Glory and failure

I make it a priority not to run for buses. Or trains in this case.

Maybe it’s because I have a crippling fear of failure. Running leaves me exposed.  If I run and don’t make it on time, it would’ve all been for nothing.

All that hope and energy wasted.

Maybe it’s because running reveals what horrible shape I am in. Is there a worse image than a person keeled over, huffing and puffing as the bus glides away? The look of despair in their eyes. Disappointment in their gasping breath.
They tried and failed.

But today, I ran and won. I wont even bother to be ambiguous about what propelled me.

Soccer. If I caught this train, I could make it home in time to watch most of the game.

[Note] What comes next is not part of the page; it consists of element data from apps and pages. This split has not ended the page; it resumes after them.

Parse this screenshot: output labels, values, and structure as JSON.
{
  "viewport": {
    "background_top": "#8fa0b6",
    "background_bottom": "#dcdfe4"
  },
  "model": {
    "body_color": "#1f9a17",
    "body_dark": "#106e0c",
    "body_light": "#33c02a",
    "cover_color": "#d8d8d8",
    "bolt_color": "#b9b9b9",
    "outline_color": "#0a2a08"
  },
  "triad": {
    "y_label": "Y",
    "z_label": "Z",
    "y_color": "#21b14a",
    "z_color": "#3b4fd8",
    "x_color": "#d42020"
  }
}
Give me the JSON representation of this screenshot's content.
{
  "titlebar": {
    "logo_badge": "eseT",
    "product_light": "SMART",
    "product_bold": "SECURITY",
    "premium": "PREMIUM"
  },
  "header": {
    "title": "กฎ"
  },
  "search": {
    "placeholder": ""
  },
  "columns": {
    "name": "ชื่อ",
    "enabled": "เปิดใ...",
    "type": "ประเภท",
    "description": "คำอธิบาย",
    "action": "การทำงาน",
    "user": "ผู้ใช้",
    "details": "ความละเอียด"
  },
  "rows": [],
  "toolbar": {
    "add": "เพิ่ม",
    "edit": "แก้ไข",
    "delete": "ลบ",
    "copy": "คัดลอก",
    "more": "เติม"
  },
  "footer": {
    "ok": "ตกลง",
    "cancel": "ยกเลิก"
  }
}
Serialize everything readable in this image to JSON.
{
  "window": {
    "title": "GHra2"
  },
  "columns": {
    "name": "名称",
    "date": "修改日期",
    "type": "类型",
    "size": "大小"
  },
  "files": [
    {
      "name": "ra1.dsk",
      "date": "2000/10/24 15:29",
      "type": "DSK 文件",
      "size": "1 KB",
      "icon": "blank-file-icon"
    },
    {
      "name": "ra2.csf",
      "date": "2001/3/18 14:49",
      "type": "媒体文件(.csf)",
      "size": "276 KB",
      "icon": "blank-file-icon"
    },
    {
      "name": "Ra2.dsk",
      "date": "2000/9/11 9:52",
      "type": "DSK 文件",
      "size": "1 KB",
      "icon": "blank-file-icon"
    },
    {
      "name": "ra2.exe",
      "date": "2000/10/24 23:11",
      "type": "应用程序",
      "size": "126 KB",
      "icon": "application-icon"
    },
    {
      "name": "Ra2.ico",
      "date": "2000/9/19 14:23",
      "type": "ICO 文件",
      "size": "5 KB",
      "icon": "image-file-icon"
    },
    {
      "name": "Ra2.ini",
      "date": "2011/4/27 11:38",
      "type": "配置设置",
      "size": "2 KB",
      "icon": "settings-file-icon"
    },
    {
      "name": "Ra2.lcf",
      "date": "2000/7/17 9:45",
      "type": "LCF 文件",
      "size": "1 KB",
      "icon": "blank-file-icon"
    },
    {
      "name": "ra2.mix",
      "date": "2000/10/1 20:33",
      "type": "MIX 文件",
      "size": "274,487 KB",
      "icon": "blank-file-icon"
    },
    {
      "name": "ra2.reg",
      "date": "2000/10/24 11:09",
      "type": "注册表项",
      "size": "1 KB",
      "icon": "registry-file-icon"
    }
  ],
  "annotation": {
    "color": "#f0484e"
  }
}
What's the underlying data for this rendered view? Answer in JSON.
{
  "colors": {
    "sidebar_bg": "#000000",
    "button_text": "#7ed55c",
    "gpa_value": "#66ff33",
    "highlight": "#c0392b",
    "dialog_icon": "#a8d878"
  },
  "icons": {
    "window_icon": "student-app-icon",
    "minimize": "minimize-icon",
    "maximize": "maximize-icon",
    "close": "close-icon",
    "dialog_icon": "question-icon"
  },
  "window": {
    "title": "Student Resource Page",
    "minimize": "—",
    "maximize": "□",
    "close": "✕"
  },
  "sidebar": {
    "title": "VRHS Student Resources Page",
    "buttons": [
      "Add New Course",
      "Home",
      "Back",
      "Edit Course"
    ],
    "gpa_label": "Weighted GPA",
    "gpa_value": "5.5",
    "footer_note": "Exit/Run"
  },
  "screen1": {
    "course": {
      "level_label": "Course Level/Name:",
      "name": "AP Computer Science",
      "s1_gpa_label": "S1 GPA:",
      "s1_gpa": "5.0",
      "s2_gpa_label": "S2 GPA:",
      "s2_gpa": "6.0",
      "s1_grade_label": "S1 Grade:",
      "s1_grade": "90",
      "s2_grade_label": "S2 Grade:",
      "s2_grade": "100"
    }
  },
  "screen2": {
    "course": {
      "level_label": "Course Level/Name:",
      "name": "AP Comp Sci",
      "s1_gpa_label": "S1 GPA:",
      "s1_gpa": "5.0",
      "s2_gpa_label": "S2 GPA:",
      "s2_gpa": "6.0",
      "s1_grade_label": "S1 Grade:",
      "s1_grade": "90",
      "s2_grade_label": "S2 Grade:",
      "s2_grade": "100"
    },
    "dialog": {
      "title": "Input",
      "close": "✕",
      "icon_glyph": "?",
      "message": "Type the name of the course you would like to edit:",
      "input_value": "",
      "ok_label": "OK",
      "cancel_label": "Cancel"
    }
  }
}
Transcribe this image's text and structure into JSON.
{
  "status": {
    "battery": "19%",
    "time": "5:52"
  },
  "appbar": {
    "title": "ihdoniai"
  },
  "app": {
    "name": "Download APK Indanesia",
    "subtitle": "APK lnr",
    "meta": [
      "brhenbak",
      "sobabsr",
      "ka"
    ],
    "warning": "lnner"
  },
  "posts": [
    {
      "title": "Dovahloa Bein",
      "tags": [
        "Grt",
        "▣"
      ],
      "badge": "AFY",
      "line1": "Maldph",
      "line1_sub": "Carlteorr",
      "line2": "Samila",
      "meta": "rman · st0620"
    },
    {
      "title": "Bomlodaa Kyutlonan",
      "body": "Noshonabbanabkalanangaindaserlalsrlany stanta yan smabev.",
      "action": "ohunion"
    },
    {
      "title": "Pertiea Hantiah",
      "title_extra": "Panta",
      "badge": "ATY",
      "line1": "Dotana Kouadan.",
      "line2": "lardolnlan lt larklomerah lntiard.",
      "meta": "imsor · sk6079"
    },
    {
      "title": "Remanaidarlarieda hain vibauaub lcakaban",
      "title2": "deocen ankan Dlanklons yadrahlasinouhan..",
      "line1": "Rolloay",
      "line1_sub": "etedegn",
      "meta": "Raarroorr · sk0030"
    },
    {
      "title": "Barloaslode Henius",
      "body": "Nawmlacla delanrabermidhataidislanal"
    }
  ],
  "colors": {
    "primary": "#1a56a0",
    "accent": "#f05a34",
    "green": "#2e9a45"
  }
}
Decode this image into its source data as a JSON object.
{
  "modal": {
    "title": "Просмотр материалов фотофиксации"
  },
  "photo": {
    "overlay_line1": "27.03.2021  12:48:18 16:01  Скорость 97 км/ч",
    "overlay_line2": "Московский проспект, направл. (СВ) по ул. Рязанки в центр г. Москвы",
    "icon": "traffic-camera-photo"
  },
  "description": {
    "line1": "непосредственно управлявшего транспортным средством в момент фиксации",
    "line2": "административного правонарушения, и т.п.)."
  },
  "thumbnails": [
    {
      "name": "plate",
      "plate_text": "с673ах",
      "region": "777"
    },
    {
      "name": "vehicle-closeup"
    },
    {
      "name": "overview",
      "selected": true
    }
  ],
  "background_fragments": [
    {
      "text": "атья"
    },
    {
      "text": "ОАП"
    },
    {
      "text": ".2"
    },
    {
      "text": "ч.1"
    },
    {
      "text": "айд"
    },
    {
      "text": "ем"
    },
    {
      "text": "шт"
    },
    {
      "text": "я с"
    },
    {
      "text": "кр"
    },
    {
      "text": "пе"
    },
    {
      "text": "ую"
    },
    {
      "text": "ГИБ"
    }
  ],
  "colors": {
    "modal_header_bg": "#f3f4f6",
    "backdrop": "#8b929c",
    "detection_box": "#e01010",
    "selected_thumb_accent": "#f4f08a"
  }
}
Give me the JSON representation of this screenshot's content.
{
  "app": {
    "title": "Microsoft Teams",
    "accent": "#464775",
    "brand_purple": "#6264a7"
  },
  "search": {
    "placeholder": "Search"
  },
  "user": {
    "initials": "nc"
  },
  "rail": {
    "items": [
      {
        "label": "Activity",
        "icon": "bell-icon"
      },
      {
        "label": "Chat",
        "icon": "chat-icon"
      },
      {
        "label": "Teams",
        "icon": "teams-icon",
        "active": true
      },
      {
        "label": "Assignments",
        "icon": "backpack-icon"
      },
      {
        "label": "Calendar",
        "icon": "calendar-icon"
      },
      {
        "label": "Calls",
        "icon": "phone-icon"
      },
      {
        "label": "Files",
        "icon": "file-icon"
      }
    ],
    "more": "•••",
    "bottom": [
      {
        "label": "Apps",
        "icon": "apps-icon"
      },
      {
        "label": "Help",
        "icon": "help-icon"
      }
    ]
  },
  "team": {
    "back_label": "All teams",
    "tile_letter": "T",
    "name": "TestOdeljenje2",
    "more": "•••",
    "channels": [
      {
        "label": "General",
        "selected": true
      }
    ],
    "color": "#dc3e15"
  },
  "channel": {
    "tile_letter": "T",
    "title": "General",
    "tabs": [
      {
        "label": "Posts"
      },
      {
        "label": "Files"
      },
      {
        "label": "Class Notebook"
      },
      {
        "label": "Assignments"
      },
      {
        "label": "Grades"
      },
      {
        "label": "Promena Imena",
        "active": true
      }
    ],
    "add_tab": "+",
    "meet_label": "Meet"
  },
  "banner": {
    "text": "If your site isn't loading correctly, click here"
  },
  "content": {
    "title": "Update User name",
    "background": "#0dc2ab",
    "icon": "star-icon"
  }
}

Maybe that’s the difference between an athlete running for the net and a person trying to catch a bus. An athlete upon seeing the goal line is fueled with every inch to persevere. The train-chaser too I suppose. What awaits the athlete on the other side of the pitch? Glory …and failure. But they never hesitate to run.

Drenched and gasping for breath, I never thought I could find glory on the inside of a train. But catching this train felt like a victory to me.

And I should also probably work out more.